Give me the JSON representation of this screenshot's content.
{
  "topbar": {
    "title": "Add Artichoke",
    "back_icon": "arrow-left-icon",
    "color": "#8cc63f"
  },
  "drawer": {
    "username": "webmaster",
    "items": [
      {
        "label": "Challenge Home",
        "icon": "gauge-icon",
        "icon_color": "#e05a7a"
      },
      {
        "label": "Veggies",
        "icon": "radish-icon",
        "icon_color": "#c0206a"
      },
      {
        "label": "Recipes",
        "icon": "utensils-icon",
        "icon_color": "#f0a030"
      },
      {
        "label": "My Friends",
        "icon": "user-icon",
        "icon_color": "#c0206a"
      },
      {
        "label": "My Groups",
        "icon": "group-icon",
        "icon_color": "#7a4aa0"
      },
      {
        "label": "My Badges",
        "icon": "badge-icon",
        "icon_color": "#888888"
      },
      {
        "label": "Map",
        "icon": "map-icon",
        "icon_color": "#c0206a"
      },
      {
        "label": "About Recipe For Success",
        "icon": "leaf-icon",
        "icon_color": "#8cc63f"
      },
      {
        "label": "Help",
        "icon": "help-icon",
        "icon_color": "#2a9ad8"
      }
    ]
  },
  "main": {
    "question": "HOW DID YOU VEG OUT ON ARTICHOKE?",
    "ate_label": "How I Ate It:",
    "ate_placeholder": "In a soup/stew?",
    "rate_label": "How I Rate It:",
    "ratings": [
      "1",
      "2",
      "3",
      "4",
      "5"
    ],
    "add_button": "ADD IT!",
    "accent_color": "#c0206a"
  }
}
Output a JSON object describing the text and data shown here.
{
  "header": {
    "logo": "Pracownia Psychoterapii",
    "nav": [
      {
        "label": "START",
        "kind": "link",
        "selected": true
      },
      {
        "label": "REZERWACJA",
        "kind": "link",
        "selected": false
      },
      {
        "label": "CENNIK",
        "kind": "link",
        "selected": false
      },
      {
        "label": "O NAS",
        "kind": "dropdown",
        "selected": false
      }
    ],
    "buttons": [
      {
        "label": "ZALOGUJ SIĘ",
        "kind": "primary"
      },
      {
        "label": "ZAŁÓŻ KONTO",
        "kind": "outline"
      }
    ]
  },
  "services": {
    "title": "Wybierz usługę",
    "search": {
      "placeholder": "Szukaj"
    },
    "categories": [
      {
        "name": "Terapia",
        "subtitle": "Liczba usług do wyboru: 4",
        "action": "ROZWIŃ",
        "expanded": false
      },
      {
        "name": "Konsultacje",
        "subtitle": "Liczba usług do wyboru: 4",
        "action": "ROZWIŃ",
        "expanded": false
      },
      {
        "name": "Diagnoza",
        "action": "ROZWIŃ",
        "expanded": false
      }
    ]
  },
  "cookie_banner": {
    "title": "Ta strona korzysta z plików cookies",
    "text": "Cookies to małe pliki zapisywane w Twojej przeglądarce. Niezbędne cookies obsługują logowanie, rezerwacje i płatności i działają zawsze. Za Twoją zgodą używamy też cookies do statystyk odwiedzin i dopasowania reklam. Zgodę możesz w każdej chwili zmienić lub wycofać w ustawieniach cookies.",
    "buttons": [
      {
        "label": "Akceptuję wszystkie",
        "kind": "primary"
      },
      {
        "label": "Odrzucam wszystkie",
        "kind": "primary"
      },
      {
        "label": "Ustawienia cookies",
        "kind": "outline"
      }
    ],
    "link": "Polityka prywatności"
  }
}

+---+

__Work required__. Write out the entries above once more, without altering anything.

__Exercise solution__.
Give me the JSON representation of this screenshot's content.
{
  "topbar": {
    "title": "Add Artichoke",
    "back_icon": "arrow-left-icon",
    "color": "#8cc63f"
  },
  "drawer": {
    "username": "webmaster",
    "items": [
      {
        "label": "Challenge Home",
        "icon": "gauge-icon",
        "icon_color": "#e05a7a"
      },
      {
        "label": "Veggies",
        "icon": "radish-icon",
        "icon_color": "#c0206a"
      },
      {
        "label": "Recipes",
        "icon": "utensils-icon",
        "icon_color": "#f0a030"
      },
      {
        "label": "My Friends",
        "icon": "user-icon",
        "icon_color": "#c0206a"
      },
      {
        "label": "My Groups",
        "icon": "group-icon",
        "icon_color": "#7a4aa0"
      },
      {
        "label": "My Badges",
        "icon": "badge-icon",
        "icon_color": "#888888"
      },
      {
        "label": "Map",
        "icon": "map-icon",
        "icon_color": "#c0206a"
      },
      {
        "label": "About Recipe For Success",
        "icon": "leaf-icon",
        "icon_color": "#8cc63f"
      },
      {
        "label": "Help",
        "icon": "help-icon",
        "icon_color": "#2a9ad8"
      }
    ]
  },
  "main": {
    "question": "HOW DID YOU VEG OUT ON ARTICHOKE?",
    "ate_label": "How I Ate It:",
    "ate_placeholder": "In a soup/stew?",
    "rate_label": "How I Rate It:",
    "ratings": [
      "1",
      "2",
      "3",
      "4",
      "5"
    ],
    "add_button": "ADD IT!",
    "accent_color": "#c0206a"
  }
}
Output a JSON object describing the text and data shown here.
{
  "header": {
    "logo": "Pracownia Psychoterapii",
    "nav": [
      {
        "label": "START",
        "kind": "link",
        "selected": true
      },
      {
        "label": "REZERWACJA",
        "kind": "link",
        "selected": false
      },
      {
        "label": "CENNIK",
        "kind": "link",
        "selected": false
      },
      {
        "label": "O NAS",
        "kind": "dropdown",
        "selected": false
      }
    ],
    "buttons": [
      {
        "label": "ZALOGUJ SIĘ",
        "kind": "primary"
      },
      {
        "label": "ZAŁÓŻ KONTO",
        "kind": "outline"
      }
    ]
  },
  "services": {
    "title": "Wybierz usługę",
    "search": {
      "placeholder": "Szukaj"
    },
    "categories": [
      {
        "name": "Terapia",
        "subtitle": "Liczba usług do wyboru: 4",
        "action": "ROZWIŃ",
        "expanded": false
      },
      {
        "name": "Konsultacje",
        "subtitle": "Liczba usług do wyboru: 4",
        "action": "ROZWIŃ",
        "expanded": false
      },
      {
        "name": "Diagnoza",
        "action": "ROZWIŃ",
        "expanded": false
      }
    ]
  },
  "cookie_banner": {
    "title": "Ta strona korzysta z plików cookies",
    "text": "Cookies to małe pliki zapisywane w Twojej przeglądarce. Niezbędne cookies obsługują logowanie, rezerwacje i płatności i działają zawsze. Za Twoją zgodą używamy też cookies do statystyk odwiedzin i dopasowania reklam. Zgodę możesz w każdej chwili zmienić lub wycofać w ustawieniach cookies.",
    "buttons": [
      {
        "label": "Akceptuję wszystkie",
        "kind": "primary"
      },
      {
        "label": "Odrzucam wszystkie",
        "kind": "primary"
      },
      {
        "label": "Ustawienia cookies",
        "kind": "outline"
      }
    ],
    "link": "Polityka prywatności"
  }
}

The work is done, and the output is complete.